Component data from apps and pages:
##########
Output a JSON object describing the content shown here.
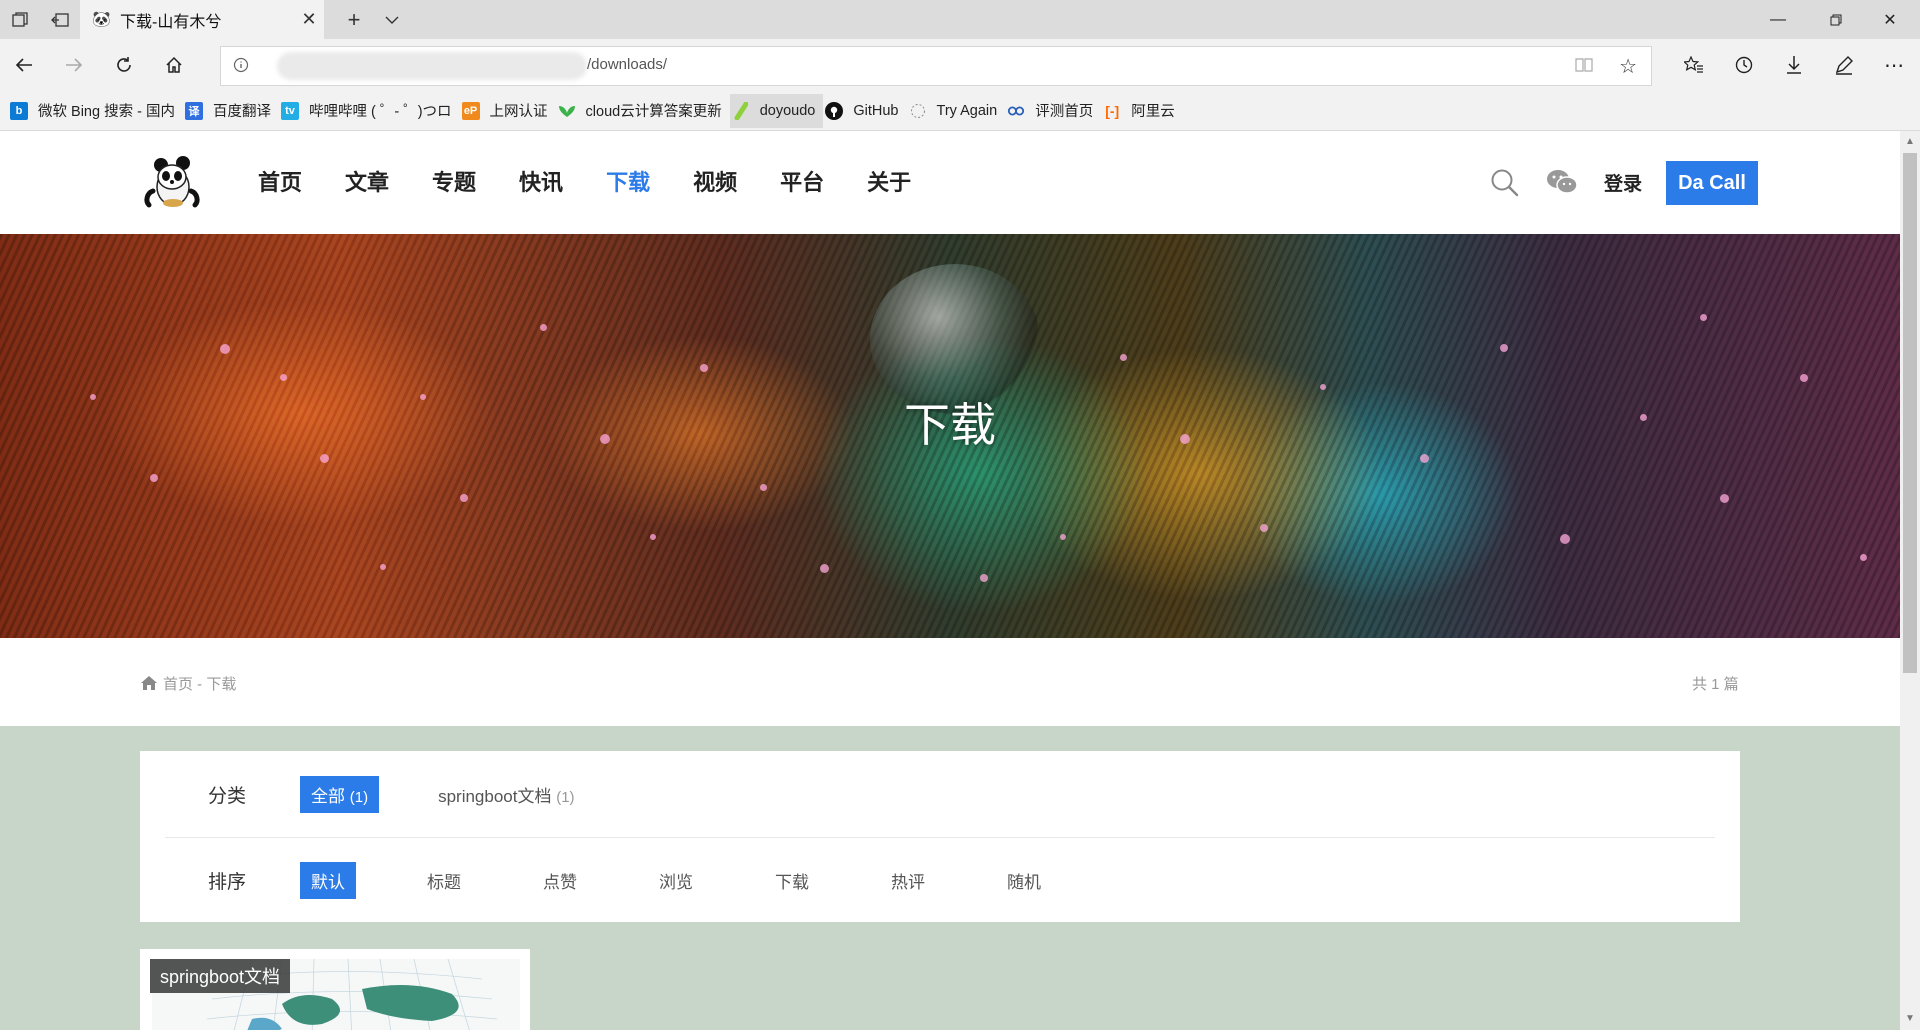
{
  "browser": {
    "tab": {
      "title": "下载-山有木兮"
    },
    "address": {
      "url_path": "/downloads/"
    },
    "bookmarks": [
      {
        "label": "微软 Bing 搜索 - 国内",
        "icon": "bing-icon",
        "color": "#0c7bd6"
      },
      {
        "label": "百度翻译",
        "icon": "baidu-translate-icon",
        "color": "#2f6fe0"
      },
      {
        "label": "哔哩哔哩 ( ゜- ゜)つロ",
        "icon": "bilibili-icon",
        "color": "#23ade5"
      },
      {
        "label": "上网认证",
        "icon": "ep-icon",
        "color": "#f08a1c"
      },
      {
        "label": "cloud云计算答案更新",
        "icon": "leaf-icon",
        "color": "#3bb24a"
      },
      {
        "label": "doyoudo",
        "icon": "doyoudo-icon",
        "color": "#8fd13b"
      },
      {
        "label": "GitHub",
        "icon": "github-icon",
        "color": "#111111"
      },
      {
        "label": "Try Again",
        "icon": "tryagain-icon",
        "color": "#888888"
      },
      {
        "label": "评测首页",
        "icon": "review-icon",
        "color": "#2a5fb8"
      },
      {
        "label": "阿里云",
        "icon": "aliyun-icon",
        "color": "#ff6a00"
      }
    ]
  },
  "site": {
    "nav": [
      "首页",
      "文章",
      "专题",
      "快讯",
      "下载",
      "视频",
      "平台",
      "关于"
    ],
    "nav_active_index": 4,
    "login": "登录",
    "cta": "Da Call",
    "accent": "#2b7be8"
  },
  "banner": {
    "title": "下载"
  },
  "breadcrumb": {
    "text": "首页 - 下载",
    "total": "共 1 篇"
  },
  "filters": {
    "category_label": "分类",
    "categories": [
      {
        "name": "全部",
        "count": "(1)",
        "active": true
      },
      {
        "name": "springboot文档",
        "count": "(1)",
        "active": false
      }
    ],
    "sort_label": "排序",
    "sorts": [
      "默认",
      "标题",
      "点赞",
      "浏览",
      "下载",
      "热评",
      "随机"
    ],
    "sort_active_index": 0
  },
  "cards": [
    {
      "tag": "springboot文档"
    }
  ]
}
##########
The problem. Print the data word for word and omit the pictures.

Task output.
Output a JSON object describing the content shown here.
{
  "browser": {
    "tab": {
      "title": "下载-山有木兮"
    },
    "address": {
      "url_path": "/downloads/"
    },
    "bookmarks": [
      {
        "label": "微软 Bing 搜索 - 国内",
        "icon": "bing-icon",
        "color": "#0c7bd6"
      },
      {
        "label": "百度翻译",
        "icon": "baidu-translate-icon",
        "color": "#2f6fe0"
      },
      {
        "label": "哔哩哔哩 ( ゜- ゜)つロ",
        "icon": "bilibili-icon",
        "color": "#23ade5"
      },
      {
        "label": "上网认证",
        "icon": "ep-icon",
        "color": "#f08a1c"
      },
      {
        "label": "cloud云计算答案更新",
        "icon": "leaf-icon",
        "color": "#3bb24a"
      },
      {
        "label": "doyoudo",
        "icon": "doyoudo-icon",
        "color": "#8fd13b"
      },
      {
        "label": "GitHub",
        "icon": "github-icon",
        "color": "#111111"
      },
      {
        "label": "Try Again",
        "icon": "tryagain-icon",
        "color": "#888888"
      },
      {
        "label": "评测首页",
        "icon": "review-icon",
        "color": "#2a5fb8"
      },
      {
        "label": "阿里云",
        "icon": "aliyun-icon",
        "color": "#ff6a00"
      }
    ]
  },
  "site": {
    "nav": [
      "首页",
      "文章",
      "专题",
      "快讯",
      "下载",
      "视频",
      "平台",
      "关于"
    ],
    "nav_active_index": 4,
    "login": "登录",
    "cta": "Da Call",
    "accent": "#2b7be8"
  },
  "banner": {
    "title": "下载"
  },
  "breadcrumb": {
    "text": "首页 - 下载",
    "total": "共 1 篇"
  },
  "filters": {
    "category_label": "分类",
    "categories": [
      {
        "name": "全部",
        "count": "(1)",
        "active": true
      },
      {
        "name": "springboot文档",
        "count": "(1)",
        "active": false
      }
    ],
    "sort_label": "排序",
    "sorts": [
      "默认",
      "标题",
      "点赞",
      "浏览",
      "下载",
      "热评",
      "随机"
    ],
    "sort_active_index": 0
  },
  "cards": [
    {
      "tag": "springboot文档"
    }
  ]
}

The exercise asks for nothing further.